By Ryan Connelly
Rider is helping high school students get a head start with their education. With Tomorrow’s Teachers program, students in select high schools can choose do an introduction course at Rider.
“My goal is to expose them to the profession and get them to challenge their prior conceptions about teaching and learning,” said education professor Tracey Garrett.
Rider started a partnership with Tomorrow’s Teachers program in 2013. Students that are enrolled in the program can earn three college credits by completing the introduction to education course requirements and the Tomorrow’s Teachers class. The class is listed as IND-101, and college students are unable to enroll in the course.
In order for instructors to teach the course, they must be trained. According to the State of New Jersey Department of Education, about 160 New Jersey teachers have participated in Tomorrow’s Teachers training since 2007. The course is offered in 38 states across the country. In New Jersey, there are four universities that offer college credits who complete the course elective. The price of the program is $560, but the participating high schools will pay the cost.
“If the student’s high school is participating in the program, they can opt for the option of completing additional work for Rider and earning college credit,” said Garrett. “The program is in its 6th year [at Rider], and we have had over 500 students participate.”

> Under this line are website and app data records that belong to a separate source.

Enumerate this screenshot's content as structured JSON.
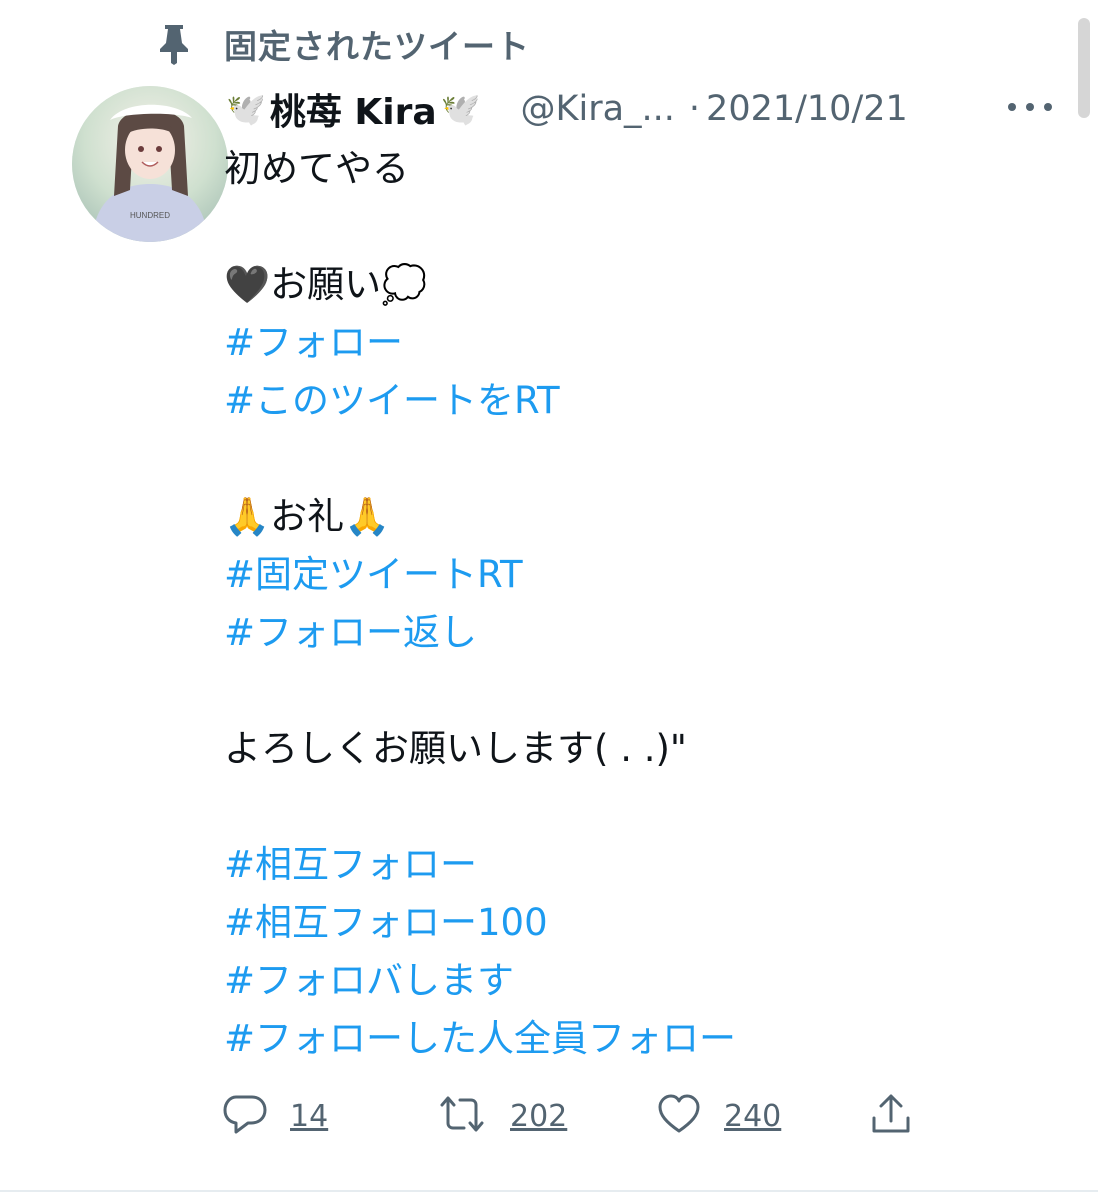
{
  "pinned": {
    "label": "固定されたツイート",
    "icon": "pin-icon"
  },
  "author": {
    "name_prefix_emoji": "🕊️",
    "display_name": "桃苺 Kira",
    "name_suffix_emoji": "🕊️",
    "handle": "@Kira_...",
    "separator": "·",
    "date": "2021/10/21"
  },
  "tweet": {
    "lines": [
      {
        "text": "初めてやる",
        "type": "text"
      },
      {
        "text": "",
        "type": "blank"
      },
      {
        "text": "🖤お願い💭",
        "type": "text"
      },
      {
        "text": "#フォロー",
        "type": "hashtag"
      },
      {
        "text": "#このツイートをRT",
        "type": "hashtag"
      },
      {
        "text": "",
        "type": "blank"
      },
      {
        "text": "🙏お礼🙏",
        "type": "text"
      },
      {
        "text": "#固定ツイートRT",
        "type": "hashtag"
      },
      {
        "text": "#フォロー返し",
        "type": "hashtag"
      },
      {
        "text": "",
        "type": "blank"
      },
      {
        "text": "よろしくお願いします(  . .)\"",
        "type": "text"
      },
      {
        "text": "",
        "type": "blank"
      },
      {
        "text": "#相互フォロー",
        "type": "hashtag"
      },
      {
        "text": "#相互フォロー100",
        "type": "hashtag"
      },
      {
        "text": "#フォロバします",
        "type": "hashtag"
      },
      {
        "text": "#フォローした人全員フォロー",
        "type": "hashtag"
      }
    ]
  },
  "actions": {
    "reply_count": "14",
    "retweet_count": "202",
    "like_count": "240"
  },
  "colors": {
    "accent": "#1d9bf0",
    "secondary": "#536471",
    "text": "#0f1419"
  }
}
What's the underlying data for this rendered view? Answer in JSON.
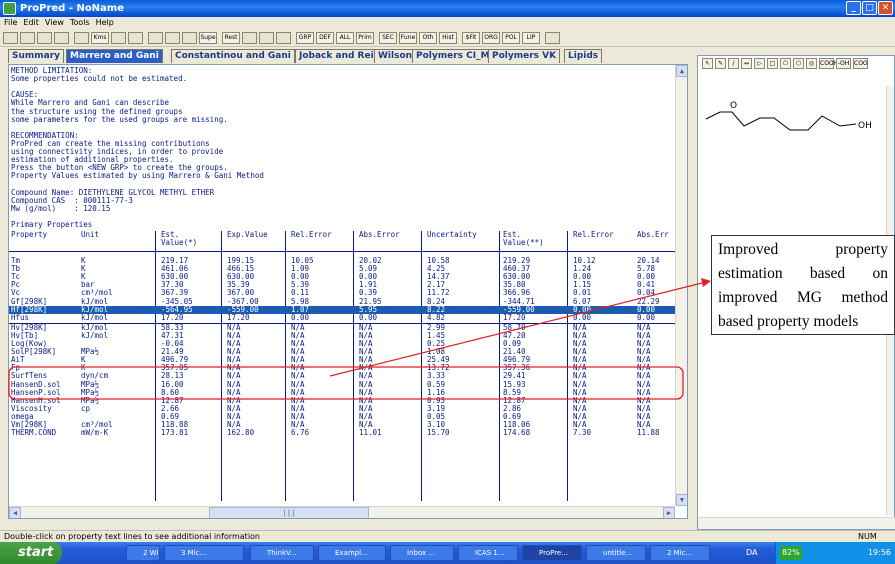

The class is taught every year from November to June. Garret stated she was the only one that will be teaching this course at Rider. Even though this is offered to high school students, only high school juniors and seniors qualify for the program.
“I took my experience teaching our foundations of education courses that we offer here at Rider,” said Garrett. “I thought, ‘What would I want those students to know coming into these classes? What could I give them that would help them explore the profession and be helpful so that they have some prior knowledge of the teaching profession from the teacher perspective before they become students in pre-service programs?’
“I thought we could give students a chance to connect with other high school students around the state and explore these different topics,” Garrett said.
Some of the course material contains online discussions of various topics such as TED Talks, journals and blog posts. They also look at certain problems within the education field. Much like a course offered at Rider, the students are required to respond twice to the discussion, once with their own thoughts, and second, feedback on another student’s thoughts.
“The earlier students become immersed in the classroom, the better,” said senior elementary education major Heather Lesinski. “If this was offered [in my high school] I would have taken advantage of it, I would have entered college knowing more than I originally did.”